2. You never forget your first.
Which first exactly? When it comes to sex, the concept is being redefined as we deconstruct virginity. Your first time might be a date, a kiss or even a vibrator: every experience is unique and different. Not every first is worth remembering, and the expectations they carry with them might just end up getting in the way. So let’s try to treat first times as any other time.
3. Love is blind.
True love sees us and doesn’t judge, it is humble and honest. Believing love is blind might mean we close our eyes on toxic behaviour and things that do not make us feel good. This particular proverb has been in use since the 15th century, though its roots are much older, and was later popularised by Shakespeare. We’d rather share Voltaire’s wise words: “It is not love that should be depicted as blind, but self-love.”.
4. Treat them mean, keep them keen.
While there is something to be said for mystery and keeping interest alive, desire feeds on stimulating our senses, be it touch, smell…, as well as keeping the spark alive via a playful back and forth. It’s as much about giving as it is about receiving. If someone isn’t playing the game, things won’t move forward. And if they’re actually mean and uninterested, it might be good to ask yourself why.
5. There is plenty more fish in the sea.
Jumping straight back in the dating pool might sound like a good idea after a break-up but let’s face it: however many options there are, we’re bound to want that one fish. Until we eventually get over them and remember that all fish eventually stinks a little.
6. Love conquers all.
In an ideal world, relationships would be about love and nothing else. In the real world, relationships are often about a number of other things that define our daily lives: careers, money, and everything else that might get in the way. Love should provide comfort rather than become another burden; if it doesn’t do that, it might be time for a rethink.
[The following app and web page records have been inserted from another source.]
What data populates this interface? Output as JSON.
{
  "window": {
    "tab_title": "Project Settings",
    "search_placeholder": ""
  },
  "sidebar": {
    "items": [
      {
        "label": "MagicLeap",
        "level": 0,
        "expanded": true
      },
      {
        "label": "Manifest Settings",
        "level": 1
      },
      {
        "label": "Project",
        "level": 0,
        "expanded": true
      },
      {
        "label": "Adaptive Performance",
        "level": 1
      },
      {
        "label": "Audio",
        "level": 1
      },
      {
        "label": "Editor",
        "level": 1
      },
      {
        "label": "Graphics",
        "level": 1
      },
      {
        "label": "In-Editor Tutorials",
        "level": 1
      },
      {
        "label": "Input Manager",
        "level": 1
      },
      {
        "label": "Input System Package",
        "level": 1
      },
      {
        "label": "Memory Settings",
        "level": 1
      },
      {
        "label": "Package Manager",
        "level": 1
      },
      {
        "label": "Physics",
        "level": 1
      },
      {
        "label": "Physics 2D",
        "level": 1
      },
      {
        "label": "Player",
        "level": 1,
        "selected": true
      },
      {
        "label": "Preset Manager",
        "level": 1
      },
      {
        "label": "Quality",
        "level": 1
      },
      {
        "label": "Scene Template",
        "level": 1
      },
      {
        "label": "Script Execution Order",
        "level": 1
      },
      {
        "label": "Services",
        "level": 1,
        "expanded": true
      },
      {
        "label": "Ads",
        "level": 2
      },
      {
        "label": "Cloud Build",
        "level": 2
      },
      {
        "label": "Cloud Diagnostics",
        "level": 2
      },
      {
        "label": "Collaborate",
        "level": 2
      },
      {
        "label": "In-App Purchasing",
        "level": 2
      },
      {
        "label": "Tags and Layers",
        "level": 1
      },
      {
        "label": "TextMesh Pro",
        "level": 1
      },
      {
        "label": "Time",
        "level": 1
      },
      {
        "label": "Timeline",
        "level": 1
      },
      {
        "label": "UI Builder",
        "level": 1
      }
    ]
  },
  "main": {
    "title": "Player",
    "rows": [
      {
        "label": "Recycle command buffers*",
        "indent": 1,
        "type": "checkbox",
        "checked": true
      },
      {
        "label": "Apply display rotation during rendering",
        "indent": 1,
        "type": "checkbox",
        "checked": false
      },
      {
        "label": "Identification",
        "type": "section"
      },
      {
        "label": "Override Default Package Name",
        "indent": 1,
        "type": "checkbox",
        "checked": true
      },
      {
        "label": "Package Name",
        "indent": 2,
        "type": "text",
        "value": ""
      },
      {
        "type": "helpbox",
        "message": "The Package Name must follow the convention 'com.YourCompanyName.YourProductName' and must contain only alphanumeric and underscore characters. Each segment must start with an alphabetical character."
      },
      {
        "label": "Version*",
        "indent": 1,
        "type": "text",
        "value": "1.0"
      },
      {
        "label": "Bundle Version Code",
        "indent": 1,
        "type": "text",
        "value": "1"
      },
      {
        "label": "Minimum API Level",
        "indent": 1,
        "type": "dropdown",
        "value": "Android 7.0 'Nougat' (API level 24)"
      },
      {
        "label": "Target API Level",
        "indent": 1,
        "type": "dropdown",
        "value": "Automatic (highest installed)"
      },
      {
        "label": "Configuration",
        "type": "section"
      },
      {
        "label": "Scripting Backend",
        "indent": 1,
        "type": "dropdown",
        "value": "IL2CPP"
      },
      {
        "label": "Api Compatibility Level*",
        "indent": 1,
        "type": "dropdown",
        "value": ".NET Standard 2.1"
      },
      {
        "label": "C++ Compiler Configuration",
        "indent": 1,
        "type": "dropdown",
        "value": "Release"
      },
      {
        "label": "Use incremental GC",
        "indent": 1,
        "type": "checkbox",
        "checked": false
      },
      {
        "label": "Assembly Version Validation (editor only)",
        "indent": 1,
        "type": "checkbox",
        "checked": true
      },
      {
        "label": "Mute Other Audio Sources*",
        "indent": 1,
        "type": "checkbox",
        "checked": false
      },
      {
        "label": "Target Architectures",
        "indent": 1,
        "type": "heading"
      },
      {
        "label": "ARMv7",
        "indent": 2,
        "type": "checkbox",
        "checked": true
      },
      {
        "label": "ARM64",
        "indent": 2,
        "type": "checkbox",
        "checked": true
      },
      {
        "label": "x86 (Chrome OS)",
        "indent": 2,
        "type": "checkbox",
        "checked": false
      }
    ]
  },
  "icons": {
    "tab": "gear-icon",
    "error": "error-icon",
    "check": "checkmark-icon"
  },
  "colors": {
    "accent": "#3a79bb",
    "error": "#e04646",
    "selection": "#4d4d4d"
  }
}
Clichés are highly imperfect and questionable. Questioning them however might be a great way to gain some clarity. What is your go-to cliché? Drop us a DM @y__spot.